BROOKLYN, Mich. -- Contenders for NASCAR's new championship showdown will be bunched at the front of the field for the second week in a row to start the Nextel Cup race Sunday at Michigan International Speedway.
Rain Friday washed out qualifying for the GFS Marketplace 400, and the field was filled mostly by car-owner points. Series leader Jimmie Johnson and runner-up Jeff Gordon will start side-by-side in the front row of the 43-car field, just as they did a week earlier at Watkins Glen International.
Johnson said he made an offhand comment to Robbie Loomis, Gordon's crew chief, that he really didn't earn the pole position starts at The Glen and here.
"Robbie said, 'Yes, you did earn this one,' " Johnson explained. " 'Twenty-some weeks you've been one of the most consistent cars out there and have earned this spot in the points.'"
For the first time, only the top 10 drivers after the 26th race of the season -- Sept. 11 in Richmond, Va. -- will be eligible to race for the title over the final 10 events.
Barring the unexpected, the top five or six drivers in the standings appear to have little to worry about, except trying to build momentum for the championship playoff.
The major focus Sunday will be several rows behind the Hendrick Motorsports teammates, with drivers in positions eight through 15 in the standings separated by only 160 points and only four races remaining until the new "Chase for the Cup'' begins.
"The farther out of the top 10 you are, the more risks you're going to take out there,'' Gordon said. "The guys who are sixth through 10 are just going to have to be solid and not do anything to hurt their situations.''
Gordon said it's probably too early for any of them to take too many chances.
"The big risks will come with one, maybe two races to go,'' the four-time series champion said. "As each race goes by, they'll get riskier and riskier.''
Johnson isn't too concerned about what will happen Sunday, even with so many strong entries needing to solidify or improve their positions.
"I'm not really worried about over-aggression by people,'' said Johnson, who leads Gordon by 40 points and is 426 ahead of eighth-place Kevin Harvick.
"You need always to remember who you're racing, what situation you may be in and approach them and race them with that in mind.
"That's what this points system is set up to do, create better racing, some action and more things to talk about.''
Johnson also noted that, with the same situation at Watkins Glen, the start of the race went off without a hitch.
"As far as us lining up on points, I think everybody I'm around, especially in the top 10, will be pretty calm and relaxed,'' he said. "We all know it's a long race and there's nothing to gain right away.''

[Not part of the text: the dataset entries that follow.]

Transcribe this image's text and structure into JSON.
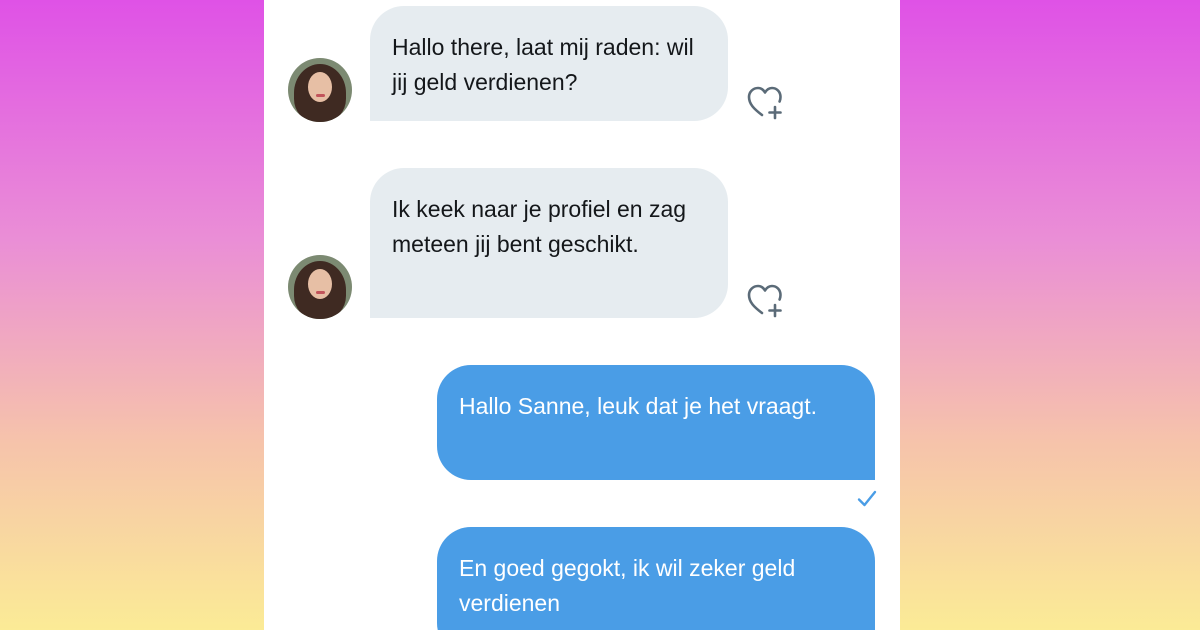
{
  "messages": [
    {
      "direction": "incoming",
      "text": "Hallo there, laat mij raden: wil jij geld verdienen?",
      "like_icon": "heart-plus-icon"
    },
    {
      "direction": "incoming",
      "text": "Ik keek naar je profiel en zag meteen jij bent geschikt.",
      "like_icon": "heart-plus-icon"
    },
    {
      "direction": "outgoing",
      "text": "Hallo Sanne, leuk dat je het vraagt.",
      "status_icon": "checkmark-icon"
    },
    {
      "direction": "outgoing",
      "text": "En goed gegokt, ik wil zeker geld verdienen"
    }
  ],
  "colors": {
    "incoming_bubble": "#e6ecf0",
    "outgoing_bubble": "#4a9de6",
    "accent": "#4a9de6",
    "panel": "#ffffff"
  }
}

Dale Earnhardt Jr. will start third, followed by Watkins Glen winner Tony Stewart, defending Cup champion Matt Kenseth, Elliott Sadler, Kurt Busch, Harvick, Bobby Labonte and 10th-place Jeremy Mayfield.
Right behind will be rookie Kasey Kahne and defending champion Ryan Newman, who won here in June. Then it's Mark Martin, Dale Jarrett and Jamie McMurray. All five are within 99 points of Mayfield.
Jeff Burton, who left Roush Racing after nine years because the team could not find a primary sponsor for his car, will start 28th in the No. 30 Richard Childress Racing Chevrolet previously driven by rookie Johnny Sauter and Dave Blaney.
Burton was replaced in the No. 99 Roush Ford by Carl Edwards, a regular in NASCAR's Craftsman Truck series. He'll start 23rd in his first Cup race.
Among the eight drivers who did not make the field were Kerry Earnhardt, Kyle Busch and J.J. Yeley, a former short-track champion hoping to make his first Cup start here.